In what will be only his fourth competitive rally, Daniel Sanders will face 10 tough days in the saddle and cover over 5,400km as he takes on the 2021 Silk Way Rally in the deserts of Russia and Mongolia.
Celebrating its 11th edition, the 2021 Silk Way Rally will feature a bike class for only the second time. First introduced in 2019, the global pandemic put a stop to the 2020 event, so for motorcycle competitors the rally still remains very new to all. And with the route changing year-on-year, the race will again present a fresh challenge.
“I’m really looking forward to the Silk Way Rally, it’s definitely looking like it’s going to be hard, both physically and mentally,” Sanders said.
“I’ve been getting in the miles since Kazakhstan, so I’m really happy with how the bike feels and I think we’re in a good place with the settings heading into this second round of the championship,” the the 26-year-old continued, “Looking at the terrain it really does look like a real mixture, and the stages are long – even when the specials aren’t too bad, there is often some lengthy liaisons to cover, and that can really prove tiring.
“My strength is definitely racing in sand, so I hope we see plenty of that when we hit Mongolia. Up to then, my plan is to get through the first week safely and then push on towards the end. With the added points awarded at this race, it’s important to get a good safe finish, so that’s my number one goal.”

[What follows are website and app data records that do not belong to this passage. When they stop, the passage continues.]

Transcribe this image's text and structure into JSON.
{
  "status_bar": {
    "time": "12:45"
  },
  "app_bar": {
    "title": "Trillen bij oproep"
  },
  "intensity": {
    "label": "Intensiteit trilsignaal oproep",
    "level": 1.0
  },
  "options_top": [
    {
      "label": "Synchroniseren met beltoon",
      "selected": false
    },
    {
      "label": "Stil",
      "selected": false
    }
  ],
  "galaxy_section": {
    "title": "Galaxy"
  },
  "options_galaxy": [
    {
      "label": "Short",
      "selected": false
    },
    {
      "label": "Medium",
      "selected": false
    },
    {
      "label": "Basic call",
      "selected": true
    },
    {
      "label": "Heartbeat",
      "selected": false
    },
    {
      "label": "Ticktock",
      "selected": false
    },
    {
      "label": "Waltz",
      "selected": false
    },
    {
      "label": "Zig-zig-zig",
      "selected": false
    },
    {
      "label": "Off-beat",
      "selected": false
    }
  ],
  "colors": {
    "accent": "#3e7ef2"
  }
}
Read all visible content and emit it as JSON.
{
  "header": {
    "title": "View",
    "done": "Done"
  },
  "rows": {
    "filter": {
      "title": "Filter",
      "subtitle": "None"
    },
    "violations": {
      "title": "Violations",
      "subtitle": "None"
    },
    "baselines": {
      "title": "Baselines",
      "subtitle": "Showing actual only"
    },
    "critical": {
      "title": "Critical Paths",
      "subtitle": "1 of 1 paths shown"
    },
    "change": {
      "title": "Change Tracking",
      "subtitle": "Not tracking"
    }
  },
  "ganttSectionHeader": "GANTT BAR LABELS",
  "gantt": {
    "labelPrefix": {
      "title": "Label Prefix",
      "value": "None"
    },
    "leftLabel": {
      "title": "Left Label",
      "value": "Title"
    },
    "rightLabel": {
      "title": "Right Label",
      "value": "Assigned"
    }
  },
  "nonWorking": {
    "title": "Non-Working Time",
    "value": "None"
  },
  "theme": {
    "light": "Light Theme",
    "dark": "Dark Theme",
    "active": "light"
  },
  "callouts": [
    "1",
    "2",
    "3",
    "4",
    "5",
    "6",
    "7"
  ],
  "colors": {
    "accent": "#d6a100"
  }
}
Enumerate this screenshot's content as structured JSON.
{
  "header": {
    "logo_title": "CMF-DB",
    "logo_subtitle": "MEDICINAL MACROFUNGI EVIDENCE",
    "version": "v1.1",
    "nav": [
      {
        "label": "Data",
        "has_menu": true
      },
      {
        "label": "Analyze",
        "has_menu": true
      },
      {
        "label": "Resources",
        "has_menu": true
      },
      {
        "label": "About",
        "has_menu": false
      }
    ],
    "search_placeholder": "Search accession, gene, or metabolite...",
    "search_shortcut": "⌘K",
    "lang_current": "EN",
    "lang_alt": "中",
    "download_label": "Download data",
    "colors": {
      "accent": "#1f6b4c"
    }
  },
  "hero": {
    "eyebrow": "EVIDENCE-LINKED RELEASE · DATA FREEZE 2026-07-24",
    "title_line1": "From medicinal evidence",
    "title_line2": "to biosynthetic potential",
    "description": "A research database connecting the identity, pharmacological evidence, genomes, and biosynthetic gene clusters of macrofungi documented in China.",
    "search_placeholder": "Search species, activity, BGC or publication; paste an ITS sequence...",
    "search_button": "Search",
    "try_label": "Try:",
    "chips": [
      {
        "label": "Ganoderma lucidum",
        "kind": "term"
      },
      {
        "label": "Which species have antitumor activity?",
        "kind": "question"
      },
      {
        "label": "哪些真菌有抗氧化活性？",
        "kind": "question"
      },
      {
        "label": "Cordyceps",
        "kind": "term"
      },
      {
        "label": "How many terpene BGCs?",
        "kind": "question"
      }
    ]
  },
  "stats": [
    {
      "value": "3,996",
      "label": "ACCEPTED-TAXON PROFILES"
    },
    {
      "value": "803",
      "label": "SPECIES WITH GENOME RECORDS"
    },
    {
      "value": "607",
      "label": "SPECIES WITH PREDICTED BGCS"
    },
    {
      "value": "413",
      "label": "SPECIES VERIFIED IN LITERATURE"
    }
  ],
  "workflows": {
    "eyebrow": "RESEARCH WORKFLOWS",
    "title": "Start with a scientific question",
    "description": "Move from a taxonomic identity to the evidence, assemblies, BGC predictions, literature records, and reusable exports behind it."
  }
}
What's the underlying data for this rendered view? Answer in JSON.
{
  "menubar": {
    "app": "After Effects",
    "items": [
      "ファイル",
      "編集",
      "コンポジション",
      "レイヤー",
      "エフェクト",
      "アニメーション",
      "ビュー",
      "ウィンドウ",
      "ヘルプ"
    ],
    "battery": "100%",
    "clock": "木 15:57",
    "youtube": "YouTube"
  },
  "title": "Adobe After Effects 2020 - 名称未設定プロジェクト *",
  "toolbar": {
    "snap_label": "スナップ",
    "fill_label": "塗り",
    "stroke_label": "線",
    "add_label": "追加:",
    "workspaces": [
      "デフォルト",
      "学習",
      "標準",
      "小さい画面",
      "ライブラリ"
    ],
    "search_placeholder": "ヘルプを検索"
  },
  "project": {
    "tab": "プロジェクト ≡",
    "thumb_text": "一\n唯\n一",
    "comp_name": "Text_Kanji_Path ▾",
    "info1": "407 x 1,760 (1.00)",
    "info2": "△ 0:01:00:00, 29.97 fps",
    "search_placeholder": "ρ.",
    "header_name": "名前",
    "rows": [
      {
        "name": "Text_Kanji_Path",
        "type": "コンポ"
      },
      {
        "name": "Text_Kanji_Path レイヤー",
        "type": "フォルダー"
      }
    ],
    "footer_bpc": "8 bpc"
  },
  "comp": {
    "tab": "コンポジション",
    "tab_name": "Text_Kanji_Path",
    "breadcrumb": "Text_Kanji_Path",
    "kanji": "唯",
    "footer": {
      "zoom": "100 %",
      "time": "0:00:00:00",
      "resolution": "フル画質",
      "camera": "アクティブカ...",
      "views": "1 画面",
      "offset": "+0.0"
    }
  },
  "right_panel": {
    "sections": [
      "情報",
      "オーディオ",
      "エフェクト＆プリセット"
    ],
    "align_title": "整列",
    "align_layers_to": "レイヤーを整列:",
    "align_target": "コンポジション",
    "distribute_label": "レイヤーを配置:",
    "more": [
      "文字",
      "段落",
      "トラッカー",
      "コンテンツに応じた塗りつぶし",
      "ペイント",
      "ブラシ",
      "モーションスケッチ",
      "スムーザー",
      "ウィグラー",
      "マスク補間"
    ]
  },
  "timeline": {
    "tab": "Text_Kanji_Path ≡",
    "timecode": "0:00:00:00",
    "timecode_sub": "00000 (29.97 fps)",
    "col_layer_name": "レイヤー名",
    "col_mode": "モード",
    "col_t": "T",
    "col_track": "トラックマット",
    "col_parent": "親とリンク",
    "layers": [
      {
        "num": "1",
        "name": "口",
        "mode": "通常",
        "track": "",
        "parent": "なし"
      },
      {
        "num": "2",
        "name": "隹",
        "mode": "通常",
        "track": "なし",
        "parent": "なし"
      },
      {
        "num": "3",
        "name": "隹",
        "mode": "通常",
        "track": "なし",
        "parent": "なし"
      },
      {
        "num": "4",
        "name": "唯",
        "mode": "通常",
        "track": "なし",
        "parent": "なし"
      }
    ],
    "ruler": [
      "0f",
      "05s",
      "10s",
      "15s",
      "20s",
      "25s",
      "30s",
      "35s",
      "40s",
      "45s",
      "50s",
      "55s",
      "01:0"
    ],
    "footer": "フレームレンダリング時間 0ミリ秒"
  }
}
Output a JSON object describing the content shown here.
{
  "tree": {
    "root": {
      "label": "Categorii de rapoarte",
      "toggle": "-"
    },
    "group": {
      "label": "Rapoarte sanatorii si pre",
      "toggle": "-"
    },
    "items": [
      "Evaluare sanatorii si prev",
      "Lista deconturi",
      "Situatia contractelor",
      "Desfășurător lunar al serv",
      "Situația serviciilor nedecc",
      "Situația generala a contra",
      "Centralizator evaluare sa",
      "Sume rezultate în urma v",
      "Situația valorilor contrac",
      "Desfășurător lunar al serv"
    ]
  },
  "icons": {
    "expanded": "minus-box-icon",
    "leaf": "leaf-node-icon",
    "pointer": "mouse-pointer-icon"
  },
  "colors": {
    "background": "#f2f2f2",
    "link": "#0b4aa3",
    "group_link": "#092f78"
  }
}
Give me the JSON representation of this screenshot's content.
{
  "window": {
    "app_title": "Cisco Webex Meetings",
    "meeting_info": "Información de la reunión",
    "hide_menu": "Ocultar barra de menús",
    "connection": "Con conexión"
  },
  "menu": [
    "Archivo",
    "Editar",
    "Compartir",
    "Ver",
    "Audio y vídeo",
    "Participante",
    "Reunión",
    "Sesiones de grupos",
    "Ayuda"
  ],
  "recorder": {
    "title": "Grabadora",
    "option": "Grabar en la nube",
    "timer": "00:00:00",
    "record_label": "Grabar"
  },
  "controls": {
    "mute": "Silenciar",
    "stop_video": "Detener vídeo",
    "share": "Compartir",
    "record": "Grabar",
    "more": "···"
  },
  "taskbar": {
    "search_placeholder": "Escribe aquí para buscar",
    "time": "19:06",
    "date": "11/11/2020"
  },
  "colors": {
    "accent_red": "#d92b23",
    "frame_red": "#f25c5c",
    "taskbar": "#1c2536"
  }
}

Of the 5,442km covered at the event, 3,418km will be timed special, raced against the clock. The rally starts in Omsk and will travel through Russia for three stages before crossing the border into Mongolia. There, the remaining seven stages on the way to the finish at Ulaanbaatar will pose a real challenge to all competitors with the toughest terrain and the longest timed specials testing man and machine. With no rest day, and a marathon stage covering days six and seven, it’s going to be a tough one!
Jordi Viladoms – GASGAS Rally Team Manager – is confident in the young Australians ability: “Daniel did a great job in Kazakhstan, he started off the pace a little during the first few stages, but really came on strong towards the end. Obviously, it will be his first time at Silk Way, so we’ll try to give him the best advice we can for this type of race. Mongolia has delivered some very fast stages with a lot of navigation in the past, so this will be a further test for Daniel, but I believe with his increasing speed and navigational skills, he should have a good chance to put in another strong result.”